━━━━━ Data section ━━━━━

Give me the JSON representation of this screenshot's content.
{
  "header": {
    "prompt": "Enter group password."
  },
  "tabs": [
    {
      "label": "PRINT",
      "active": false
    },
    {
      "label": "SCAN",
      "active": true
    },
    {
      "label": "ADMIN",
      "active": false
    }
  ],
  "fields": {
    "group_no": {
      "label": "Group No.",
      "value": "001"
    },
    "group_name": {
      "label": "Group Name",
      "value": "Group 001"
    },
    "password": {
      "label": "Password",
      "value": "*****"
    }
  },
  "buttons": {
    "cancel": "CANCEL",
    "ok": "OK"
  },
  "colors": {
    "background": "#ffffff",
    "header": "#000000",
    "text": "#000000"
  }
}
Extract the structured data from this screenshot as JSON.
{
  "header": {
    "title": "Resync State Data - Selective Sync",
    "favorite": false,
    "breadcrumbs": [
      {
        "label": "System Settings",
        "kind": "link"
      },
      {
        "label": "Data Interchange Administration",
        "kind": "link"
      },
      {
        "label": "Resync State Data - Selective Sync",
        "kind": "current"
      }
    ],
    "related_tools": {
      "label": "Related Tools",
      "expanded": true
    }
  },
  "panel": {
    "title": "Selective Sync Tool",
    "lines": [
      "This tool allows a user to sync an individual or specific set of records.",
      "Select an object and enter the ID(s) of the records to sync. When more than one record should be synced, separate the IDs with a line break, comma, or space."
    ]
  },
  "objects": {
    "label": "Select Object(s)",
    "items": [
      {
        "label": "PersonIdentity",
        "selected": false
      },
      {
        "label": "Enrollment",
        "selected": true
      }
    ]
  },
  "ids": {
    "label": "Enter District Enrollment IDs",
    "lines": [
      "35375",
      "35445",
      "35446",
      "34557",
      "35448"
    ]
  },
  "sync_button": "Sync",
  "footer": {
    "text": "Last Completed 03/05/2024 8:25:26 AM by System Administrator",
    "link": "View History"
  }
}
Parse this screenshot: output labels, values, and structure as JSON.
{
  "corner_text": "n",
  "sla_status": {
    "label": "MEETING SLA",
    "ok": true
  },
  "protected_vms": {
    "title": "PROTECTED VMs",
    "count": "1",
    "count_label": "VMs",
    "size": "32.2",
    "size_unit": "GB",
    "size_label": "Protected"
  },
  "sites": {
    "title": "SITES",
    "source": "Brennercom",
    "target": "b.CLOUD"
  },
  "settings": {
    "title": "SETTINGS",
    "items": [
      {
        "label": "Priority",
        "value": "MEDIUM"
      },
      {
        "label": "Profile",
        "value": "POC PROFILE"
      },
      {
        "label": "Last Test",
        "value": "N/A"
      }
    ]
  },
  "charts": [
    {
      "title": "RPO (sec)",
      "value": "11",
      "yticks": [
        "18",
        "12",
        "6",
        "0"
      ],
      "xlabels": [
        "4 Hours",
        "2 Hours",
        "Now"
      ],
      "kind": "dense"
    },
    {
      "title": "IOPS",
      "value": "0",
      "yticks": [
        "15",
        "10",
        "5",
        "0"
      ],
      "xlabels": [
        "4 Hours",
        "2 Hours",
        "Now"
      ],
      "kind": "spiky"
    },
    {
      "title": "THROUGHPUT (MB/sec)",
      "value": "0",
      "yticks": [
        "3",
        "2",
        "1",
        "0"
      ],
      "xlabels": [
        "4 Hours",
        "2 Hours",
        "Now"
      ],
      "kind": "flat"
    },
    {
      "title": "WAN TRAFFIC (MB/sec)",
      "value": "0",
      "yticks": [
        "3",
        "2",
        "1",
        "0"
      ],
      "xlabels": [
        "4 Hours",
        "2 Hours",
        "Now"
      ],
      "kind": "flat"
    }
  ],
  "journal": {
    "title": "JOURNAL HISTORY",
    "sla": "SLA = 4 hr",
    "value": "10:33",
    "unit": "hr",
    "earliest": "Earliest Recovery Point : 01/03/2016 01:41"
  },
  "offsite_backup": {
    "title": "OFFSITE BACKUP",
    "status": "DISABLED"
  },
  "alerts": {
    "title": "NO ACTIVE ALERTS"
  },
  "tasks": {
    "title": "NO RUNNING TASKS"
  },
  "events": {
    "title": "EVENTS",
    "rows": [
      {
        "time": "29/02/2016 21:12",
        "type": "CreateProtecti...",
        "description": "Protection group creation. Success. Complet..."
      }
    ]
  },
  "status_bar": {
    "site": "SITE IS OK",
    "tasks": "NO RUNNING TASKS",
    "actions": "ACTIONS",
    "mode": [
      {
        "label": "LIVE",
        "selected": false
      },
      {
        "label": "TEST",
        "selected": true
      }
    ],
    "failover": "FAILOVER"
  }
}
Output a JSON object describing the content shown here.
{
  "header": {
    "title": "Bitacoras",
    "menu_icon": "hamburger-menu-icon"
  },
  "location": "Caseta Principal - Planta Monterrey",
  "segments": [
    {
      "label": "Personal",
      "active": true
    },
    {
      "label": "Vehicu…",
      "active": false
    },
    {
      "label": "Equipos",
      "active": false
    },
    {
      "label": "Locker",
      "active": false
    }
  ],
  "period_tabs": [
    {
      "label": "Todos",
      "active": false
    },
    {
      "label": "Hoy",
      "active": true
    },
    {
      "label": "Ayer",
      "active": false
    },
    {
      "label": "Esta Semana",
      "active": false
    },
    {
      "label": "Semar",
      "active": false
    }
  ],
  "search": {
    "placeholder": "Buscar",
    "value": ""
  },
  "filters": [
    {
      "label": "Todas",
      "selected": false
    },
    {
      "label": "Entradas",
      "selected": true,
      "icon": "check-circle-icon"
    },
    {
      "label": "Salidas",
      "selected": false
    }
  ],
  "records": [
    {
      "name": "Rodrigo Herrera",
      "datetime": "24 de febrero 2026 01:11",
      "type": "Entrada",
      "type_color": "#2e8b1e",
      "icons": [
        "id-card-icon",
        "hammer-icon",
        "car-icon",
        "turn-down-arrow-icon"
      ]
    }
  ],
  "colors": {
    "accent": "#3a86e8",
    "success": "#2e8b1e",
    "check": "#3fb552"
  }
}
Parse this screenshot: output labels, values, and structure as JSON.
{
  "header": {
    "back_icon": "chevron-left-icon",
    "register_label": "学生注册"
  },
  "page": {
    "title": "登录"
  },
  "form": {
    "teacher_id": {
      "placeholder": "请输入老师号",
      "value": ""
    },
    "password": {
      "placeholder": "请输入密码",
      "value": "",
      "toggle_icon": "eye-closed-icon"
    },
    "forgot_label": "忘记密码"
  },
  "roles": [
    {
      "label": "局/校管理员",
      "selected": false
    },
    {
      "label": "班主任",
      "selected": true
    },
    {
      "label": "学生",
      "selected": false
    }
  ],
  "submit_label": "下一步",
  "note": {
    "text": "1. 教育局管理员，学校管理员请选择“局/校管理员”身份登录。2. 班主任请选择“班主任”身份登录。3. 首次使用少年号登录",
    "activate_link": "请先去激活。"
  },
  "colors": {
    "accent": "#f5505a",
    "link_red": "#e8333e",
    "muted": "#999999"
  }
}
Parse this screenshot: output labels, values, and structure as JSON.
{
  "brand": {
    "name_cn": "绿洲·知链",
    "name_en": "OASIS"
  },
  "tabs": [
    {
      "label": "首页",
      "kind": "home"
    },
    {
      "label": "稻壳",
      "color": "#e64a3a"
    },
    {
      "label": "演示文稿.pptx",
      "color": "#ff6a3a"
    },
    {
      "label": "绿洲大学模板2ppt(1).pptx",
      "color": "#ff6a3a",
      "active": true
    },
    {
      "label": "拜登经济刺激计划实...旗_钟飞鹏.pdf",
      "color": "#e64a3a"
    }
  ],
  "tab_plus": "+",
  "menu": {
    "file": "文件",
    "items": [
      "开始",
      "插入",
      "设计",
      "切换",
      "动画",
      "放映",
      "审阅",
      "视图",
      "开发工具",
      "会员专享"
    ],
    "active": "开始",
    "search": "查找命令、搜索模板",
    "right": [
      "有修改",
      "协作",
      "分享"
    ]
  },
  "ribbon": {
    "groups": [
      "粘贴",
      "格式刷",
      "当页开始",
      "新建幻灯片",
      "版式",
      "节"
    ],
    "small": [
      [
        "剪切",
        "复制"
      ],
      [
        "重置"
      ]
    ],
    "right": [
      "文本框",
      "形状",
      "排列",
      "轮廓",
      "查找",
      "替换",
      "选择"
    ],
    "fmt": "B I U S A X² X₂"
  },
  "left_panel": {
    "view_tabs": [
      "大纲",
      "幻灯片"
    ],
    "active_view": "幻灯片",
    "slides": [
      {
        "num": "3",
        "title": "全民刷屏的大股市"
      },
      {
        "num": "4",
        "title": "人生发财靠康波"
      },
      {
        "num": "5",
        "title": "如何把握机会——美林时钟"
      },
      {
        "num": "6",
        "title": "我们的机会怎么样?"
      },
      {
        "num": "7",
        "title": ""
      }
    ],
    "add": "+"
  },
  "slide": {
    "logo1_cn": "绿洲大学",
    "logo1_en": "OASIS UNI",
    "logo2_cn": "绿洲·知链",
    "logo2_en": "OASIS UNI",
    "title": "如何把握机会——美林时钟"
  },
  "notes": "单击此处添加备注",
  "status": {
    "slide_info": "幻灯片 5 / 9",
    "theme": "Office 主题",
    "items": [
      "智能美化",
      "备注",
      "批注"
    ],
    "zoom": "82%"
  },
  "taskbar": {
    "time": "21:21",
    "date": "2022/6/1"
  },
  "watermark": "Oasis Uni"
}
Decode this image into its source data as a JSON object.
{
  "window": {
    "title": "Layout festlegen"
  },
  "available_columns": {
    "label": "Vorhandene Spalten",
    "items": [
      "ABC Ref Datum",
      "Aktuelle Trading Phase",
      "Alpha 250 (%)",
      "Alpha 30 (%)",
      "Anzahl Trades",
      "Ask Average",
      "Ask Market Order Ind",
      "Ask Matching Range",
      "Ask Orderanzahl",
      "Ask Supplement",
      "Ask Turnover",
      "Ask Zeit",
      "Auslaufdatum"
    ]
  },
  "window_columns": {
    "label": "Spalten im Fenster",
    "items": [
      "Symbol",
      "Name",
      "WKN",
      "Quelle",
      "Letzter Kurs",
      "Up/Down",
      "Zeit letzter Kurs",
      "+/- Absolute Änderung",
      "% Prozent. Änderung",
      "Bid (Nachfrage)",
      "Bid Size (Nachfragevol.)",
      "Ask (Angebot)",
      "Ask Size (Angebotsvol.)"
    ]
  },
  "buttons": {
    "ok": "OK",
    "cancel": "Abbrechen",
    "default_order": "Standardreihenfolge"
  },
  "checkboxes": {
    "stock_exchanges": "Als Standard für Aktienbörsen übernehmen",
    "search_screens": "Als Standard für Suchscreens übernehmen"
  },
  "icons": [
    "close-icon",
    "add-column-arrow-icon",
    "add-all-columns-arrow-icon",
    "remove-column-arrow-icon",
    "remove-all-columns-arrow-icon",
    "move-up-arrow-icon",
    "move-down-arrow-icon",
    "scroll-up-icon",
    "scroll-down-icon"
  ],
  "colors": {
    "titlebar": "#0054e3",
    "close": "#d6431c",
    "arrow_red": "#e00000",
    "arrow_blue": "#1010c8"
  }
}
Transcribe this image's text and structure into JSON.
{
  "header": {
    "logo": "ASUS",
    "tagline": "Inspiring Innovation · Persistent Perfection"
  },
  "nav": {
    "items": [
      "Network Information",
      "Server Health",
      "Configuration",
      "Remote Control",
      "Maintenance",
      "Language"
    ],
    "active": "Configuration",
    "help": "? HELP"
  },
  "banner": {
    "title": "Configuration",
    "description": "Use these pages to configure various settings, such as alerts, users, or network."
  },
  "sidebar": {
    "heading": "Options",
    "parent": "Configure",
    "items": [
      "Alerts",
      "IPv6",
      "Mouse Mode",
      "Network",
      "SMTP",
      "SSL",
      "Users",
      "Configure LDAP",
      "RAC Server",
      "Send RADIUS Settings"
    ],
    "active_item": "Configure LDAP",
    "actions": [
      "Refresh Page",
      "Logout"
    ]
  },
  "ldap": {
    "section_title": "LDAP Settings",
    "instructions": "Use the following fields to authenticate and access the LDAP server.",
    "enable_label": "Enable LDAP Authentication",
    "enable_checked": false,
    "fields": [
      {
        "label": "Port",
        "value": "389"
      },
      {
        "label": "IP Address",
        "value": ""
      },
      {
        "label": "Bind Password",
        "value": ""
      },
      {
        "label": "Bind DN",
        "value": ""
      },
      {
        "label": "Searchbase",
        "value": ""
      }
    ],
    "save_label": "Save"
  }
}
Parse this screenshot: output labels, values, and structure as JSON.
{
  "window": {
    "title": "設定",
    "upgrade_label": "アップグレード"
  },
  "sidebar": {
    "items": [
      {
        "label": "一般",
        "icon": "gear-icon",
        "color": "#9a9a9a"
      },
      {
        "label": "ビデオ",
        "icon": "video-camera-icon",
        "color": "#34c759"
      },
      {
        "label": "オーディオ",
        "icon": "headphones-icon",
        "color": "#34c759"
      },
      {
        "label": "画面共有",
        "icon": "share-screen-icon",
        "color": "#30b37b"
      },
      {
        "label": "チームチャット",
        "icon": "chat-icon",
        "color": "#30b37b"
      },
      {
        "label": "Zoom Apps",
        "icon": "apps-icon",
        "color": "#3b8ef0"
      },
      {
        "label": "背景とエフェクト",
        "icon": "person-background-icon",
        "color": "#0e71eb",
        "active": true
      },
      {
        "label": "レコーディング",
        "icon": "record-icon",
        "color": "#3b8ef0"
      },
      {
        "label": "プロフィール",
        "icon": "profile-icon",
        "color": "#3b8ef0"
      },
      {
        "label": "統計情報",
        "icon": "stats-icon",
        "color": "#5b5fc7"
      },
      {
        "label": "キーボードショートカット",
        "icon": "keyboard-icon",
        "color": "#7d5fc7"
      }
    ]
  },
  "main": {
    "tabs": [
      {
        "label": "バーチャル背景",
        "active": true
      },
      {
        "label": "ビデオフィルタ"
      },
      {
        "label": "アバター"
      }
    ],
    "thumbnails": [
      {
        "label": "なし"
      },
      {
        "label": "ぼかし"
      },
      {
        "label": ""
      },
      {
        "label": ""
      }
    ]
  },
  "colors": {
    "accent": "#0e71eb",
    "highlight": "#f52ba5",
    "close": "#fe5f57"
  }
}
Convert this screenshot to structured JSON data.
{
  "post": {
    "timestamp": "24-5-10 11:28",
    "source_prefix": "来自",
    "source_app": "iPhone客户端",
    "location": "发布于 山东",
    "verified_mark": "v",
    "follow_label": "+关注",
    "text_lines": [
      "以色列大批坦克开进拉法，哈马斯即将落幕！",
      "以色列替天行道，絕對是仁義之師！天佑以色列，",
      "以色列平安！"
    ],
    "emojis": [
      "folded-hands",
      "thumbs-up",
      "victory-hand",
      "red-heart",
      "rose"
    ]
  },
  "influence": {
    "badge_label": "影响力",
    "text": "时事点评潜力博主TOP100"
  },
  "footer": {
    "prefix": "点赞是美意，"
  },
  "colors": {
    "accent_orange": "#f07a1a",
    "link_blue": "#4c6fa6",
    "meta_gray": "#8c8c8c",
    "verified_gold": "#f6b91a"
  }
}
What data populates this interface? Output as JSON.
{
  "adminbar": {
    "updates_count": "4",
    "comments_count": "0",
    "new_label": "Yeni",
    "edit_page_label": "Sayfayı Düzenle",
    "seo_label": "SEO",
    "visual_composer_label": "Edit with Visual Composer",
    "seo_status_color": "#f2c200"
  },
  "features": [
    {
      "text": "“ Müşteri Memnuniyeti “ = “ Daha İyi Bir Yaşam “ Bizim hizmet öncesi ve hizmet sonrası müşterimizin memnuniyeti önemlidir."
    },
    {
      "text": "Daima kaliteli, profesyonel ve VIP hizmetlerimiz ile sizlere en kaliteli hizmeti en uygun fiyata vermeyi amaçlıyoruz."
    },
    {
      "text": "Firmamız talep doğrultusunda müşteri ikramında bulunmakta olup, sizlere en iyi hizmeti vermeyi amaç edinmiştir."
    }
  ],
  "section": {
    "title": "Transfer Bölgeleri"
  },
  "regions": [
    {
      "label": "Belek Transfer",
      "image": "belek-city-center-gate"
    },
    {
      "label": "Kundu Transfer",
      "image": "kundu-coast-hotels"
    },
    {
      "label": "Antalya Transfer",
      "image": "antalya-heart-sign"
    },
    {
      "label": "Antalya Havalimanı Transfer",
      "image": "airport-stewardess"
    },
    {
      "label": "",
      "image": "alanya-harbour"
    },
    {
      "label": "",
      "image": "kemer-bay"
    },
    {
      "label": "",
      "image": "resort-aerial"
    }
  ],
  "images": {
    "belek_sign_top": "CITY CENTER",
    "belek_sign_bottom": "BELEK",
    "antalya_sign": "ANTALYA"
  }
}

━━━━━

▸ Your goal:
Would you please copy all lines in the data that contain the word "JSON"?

▸ Response:
Give me the JSON representation of this screenshot's content.
Extract the structured data from this screenshot as JSON.
Parse this screenshot: output labels, values, and structure as JSON.
Output a JSON object describing the content shown here.
Parse this screenshot: output labels, values, and structure as JSON.
Parse this screenshot: output labels, values, and structure as JSON.
Decode this image into its source data as a JSON object.
Transcribe this image's text and structure into JSON.
Parse this screenshot: output labels, values, and structure as JSON.
Convert this screenshot to structured JSON data.
What data populates this interface? Output as JSON.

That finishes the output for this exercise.